> _What the task requires_
Which lines below hold the word "sidebar"? Copy all of them.

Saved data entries
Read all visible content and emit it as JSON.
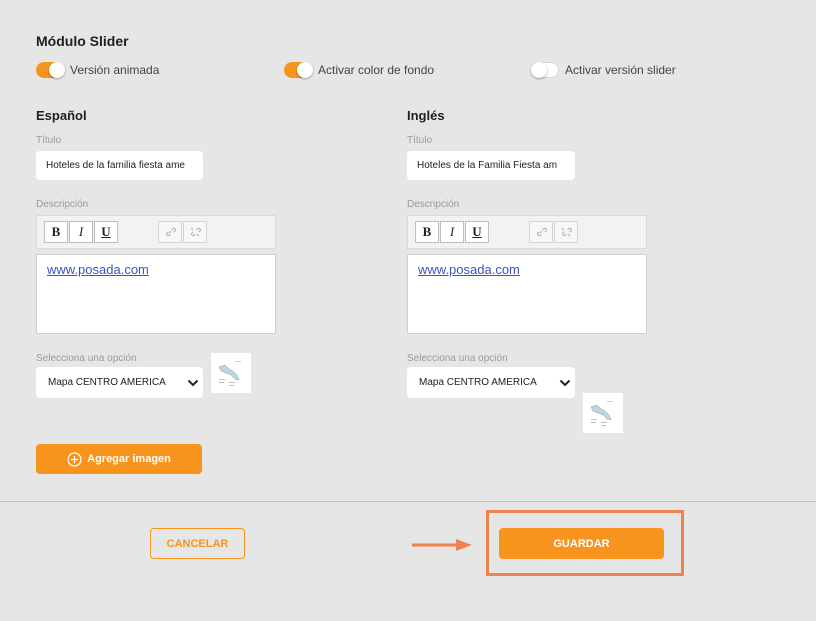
{
  "module": {
    "title": "Módulo Slider",
    "toggles": [
      {
        "label": "Versión animada",
        "on": true
      },
      {
        "label": "Activar color de fondo",
        "on": true
      },
      {
        "label": "Activar versión slider",
        "on": false
      }
    ]
  },
  "spanish": {
    "heading": "Español",
    "title_label": "Título",
    "title_value": "Hoteles de la familia fiesta ame",
    "desc_label": "Descripción",
    "toolbar": {
      "bold": "B",
      "italic": "I",
      "underline": "U"
    },
    "desc_link": "www.posada.com",
    "select_label": "Selecciona una opción",
    "select_value": "Mapa CENTRO AMERICA"
  },
  "english": {
    "heading": "Inglés",
    "title_label": "Título",
    "title_value": "Hoteles de la Familia Fiesta am",
    "desc_label": "Descripción",
    "toolbar": {
      "bold": "B",
      "italic": "I",
      "underline": "U"
    },
    "desc_link": "www.posada.com",
    "select_label": "Selecciona una opción",
    "select_value": "Mapa CENTRO AMERICA"
  },
  "add_image_label": "Agregar imagen",
  "footer": {
    "cancel_label": "CANCELAR",
    "save_label": "GUARDAR"
  },
  "colors": {
    "accent": "#f7941d",
    "background": "#e6e6e6",
    "highlight": "#f0834d",
    "link": "#3a53c7"
  }
}
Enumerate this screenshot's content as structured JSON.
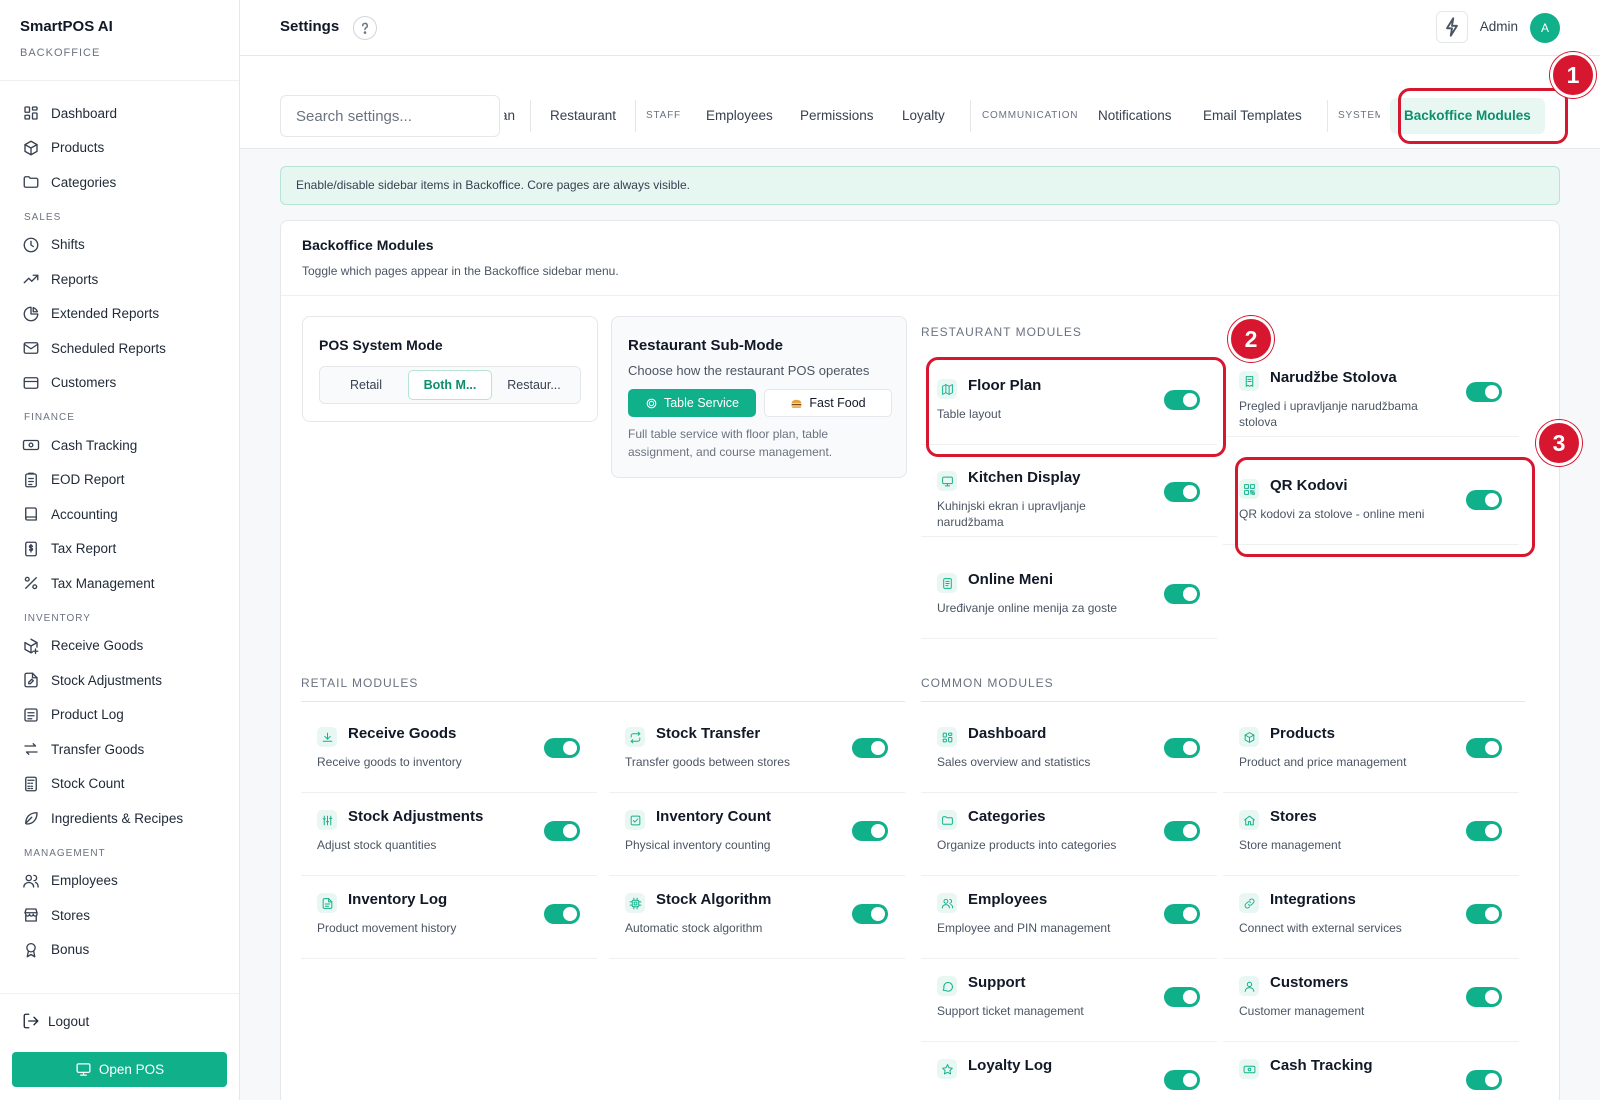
{
  "app": {
    "name": "SmartPOS AI",
    "subtitle": "BACKOFFICE"
  },
  "sidebar": {
    "items_top": [
      {
        "label": "Dashboard",
        "icon": "grid-icon"
      },
      {
        "label": "Products",
        "icon": "box-icon"
      },
      {
        "label": "Categories",
        "icon": "folder-icon"
      }
    ],
    "sales_label": "SALES",
    "sales": [
      {
        "label": "Shifts",
        "icon": "clock-icon"
      },
      {
        "label": "Reports",
        "icon": "trending-up-icon"
      },
      {
        "label": "Extended Reports",
        "icon": "pie-chart-icon"
      },
      {
        "label": "Scheduled Reports",
        "icon": "mail-icon"
      },
      {
        "label": "Customers",
        "icon": "credit-card-icon"
      }
    ],
    "finance_label": "FINANCE",
    "finance": [
      {
        "label": "Cash Tracking",
        "icon": "banknote-icon"
      },
      {
        "label": "EOD Report",
        "icon": "clipboard-icon"
      },
      {
        "label": "Accounting",
        "icon": "book-icon"
      },
      {
        "label": "Tax Report",
        "icon": "dollar-file-icon"
      },
      {
        "label": "Tax Management",
        "icon": "percent-icon"
      }
    ],
    "inventory_label": "INVENTORY",
    "inventory": [
      {
        "label": "Receive Goods",
        "icon": "package-plus-icon"
      },
      {
        "label": "Stock Adjustments",
        "icon": "file-edit-icon"
      },
      {
        "label": "Product Log",
        "icon": "list-icon"
      },
      {
        "label": "Transfer Goods",
        "icon": "arrows-icon"
      },
      {
        "label": "Stock Count",
        "icon": "calculator-icon"
      },
      {
        "label": "Ingredients & Recipes",
        "icon": "leaf-icon"
      }
    ],
    "management_label": "MANAGEMENT",
    "management": [
      {
        "label": "Employees",
        "icon": "users-icon"
      },
      {
        "label": "Stores",
        "icon": "store-icon"
      },
      {
        "label": "Bonus",
        "icon": "award-icon"
      }
    ],
    "logout": "Logout",
    "open_pos": "Open POS"
  },
  "header": {
    "title": "Settings",
    "user": "Admin",
    "avatar_initial": "A"
  },
  "search": {
    "placeholder": "Search settings..."
  },
  "tabs": {
    "partial_prev": "an",
    "restaurant": "Restaurant",
    "group_staff": "STAFF",
    "employees": "Employees",
    "permissions": "Permissions",
    "loyalty": "Loyalty",
    "group_communication": "COMMUNICATION",
    "notifications": "Notifications",
    "email_templates": "Email Templates",
    "group_system": "SYSTEM",
    "backoffice_modules": "Backoffice Modules"
  },
  "banner": "Enable/disable sidebar items in Backoffice. Core pages are always visible.",
  "card": {
    "title": "Backoffice Modules",
    "subtitle": "Toggle which pages appear in the Backoffice sidebar menu."
  },
  "pos_mode": {
    "title": "POS System Mode",
    "options": [
      "Retail",
      "Both M...",
      "Restaur..."
    ],
    "selected": "Both M..."
  },
  "sub_mode": {
    "title": "Restaurant Sub-Mode",
    "description": "Choose how the restaurant POS operates",
    "option_table": "Table Service",
    "option_fast": "Fast Food",
    "note": "Full table service with floor plan, table assignment, and course management."
  },
  "sections": {
    "restaurant": "RESTAURANT MODULES",
    "retail": "RETAIL MODULES",
    "common": "COMMON MODULES"
  },
  "restaurant_modules": [
    {
      "title": "Floor Plan",
      "desc": "Table layout",
      "icon": "map-icon",
      "enabled": true
    },
    {
      "title": "Narudžbe Stolova",
      "desc": "Pregled i upravljanje narudžbama stolova",
      "icon": "receipt-icon",
      "enabled": true
    },
    {
      "title": "Kitchen Display",
      "desc": "Kuhinjski ekran i upravljanje narudžbama",
      "icon": "monitor-icon",
      "enabled": true
    },
    {
      "title": "QR Kodovi",
      "desc": "QR kodovi za stolove - online meni",
      "icon": "qr-code-icon",
      "enabled": true
    },
    {
      "title": "Online Meni",
      "desc": "Uređivanje online menija za goste",
      "icon": "menu-doc-icon",
      "enabled": true
    }
  ],
  "retail_modules": [
    {
      "title": "Receive Goods",
      "desc": "Receive goods to inventory",
      "icon": "download-icon",
      "enabled": true
    },
    {
      "title": "Stock Transfer",
      "desc": "Transfer goods between stores",
      "icon": "repeat-icon",
      "enabled": true
    },
    {
      "title": "Stock Adjustments",
      "desc": "Adjust stock quantities",
      "icon": "sliders-icon",
      "enabled": true
    },
    {
      "title": "Inventory Count",
      "desc": "Physical inventory counting",
      "icon": "check-square-icon",
      "enabled": true
    },
    {
      "title": "Inventory Log",
      "desc": "Product movement history",
      "icon": "file-icon",
      "enabled": true
    },
    {
      "title": "Stock Algorithm",
      "desc": "Automatic stock algorithm",
      "icon": "cpu-icon",
      "enabled": true
    }
  ],
  "common_modules": [
    {
      "title": "Dashboard",
      "desc": "Sales overview and statistics",
      "icon": "grid-icon",
      "enabled": true
    },
    {
      "title": "Products",
      "desc": "Product and price management",
      "icon": "box-icon",
      "enabled": true
    },
    {
      "title": "Categories",
      "desc": "Organize products into categories",
      "icon": "folder-icon",
      "enabled": true
    },
    {
      "title": "Stores",
      "desc": "Store management",
      "icon": "home-icon",
      "enabled": true
    },
    {
      "title": "Employees",
      "desc": "Employee and PIN management",
      "icon": "users-icon",
      "enabled": true
    },
    {
      "title": "Integrations",
      "desc": "Connect with external services",
      "icon": "link-icon",
      "enabled": true
    },
    {
      "title": "Support",
      "desc": "Support ticket management",
      "icon": "message-icon",
      "enabled": true
    },
    {
      "title": "Customers",
      "desc": "Customer management",
      "icon": "user-icon",
      "enabled": true
    },
    {
      "title": "Loyalty Log",
      "desc": "",
      "icon": "star-icon",
      "enabled": true
    },
    {
      "title": "Cash Tracking",
      "desc": "",
      "icon": "banknote-icon",
      "enabled": true
    }
  ],
  "annotations": [
    "1",
    "2",
    "3"
  ],
  "colors": {
    "accent": "#10b08a",
    "highlight": "#d6172f"
  }
}
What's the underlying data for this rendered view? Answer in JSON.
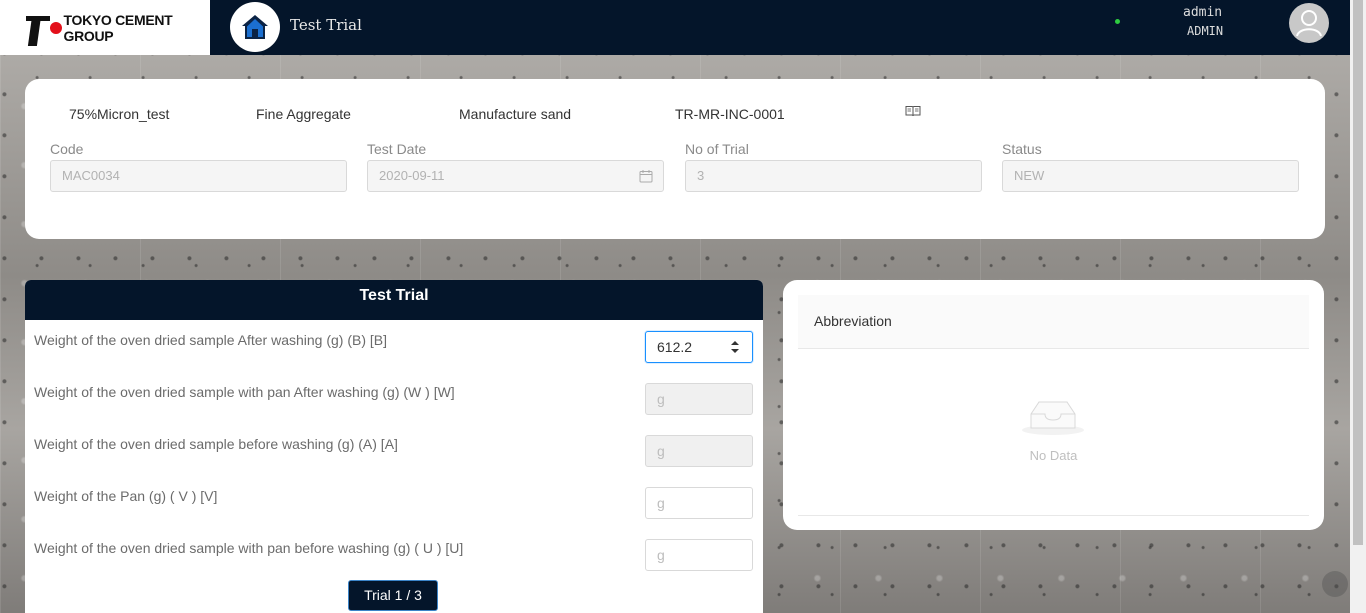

> _Result_
  "sidebar": {
  "banner": "Enable/disable sidebar items in Backoffice. Core pages are always visible.",
    "subtitle": "Toggle which pages appear in the Backoffice sidebar menu."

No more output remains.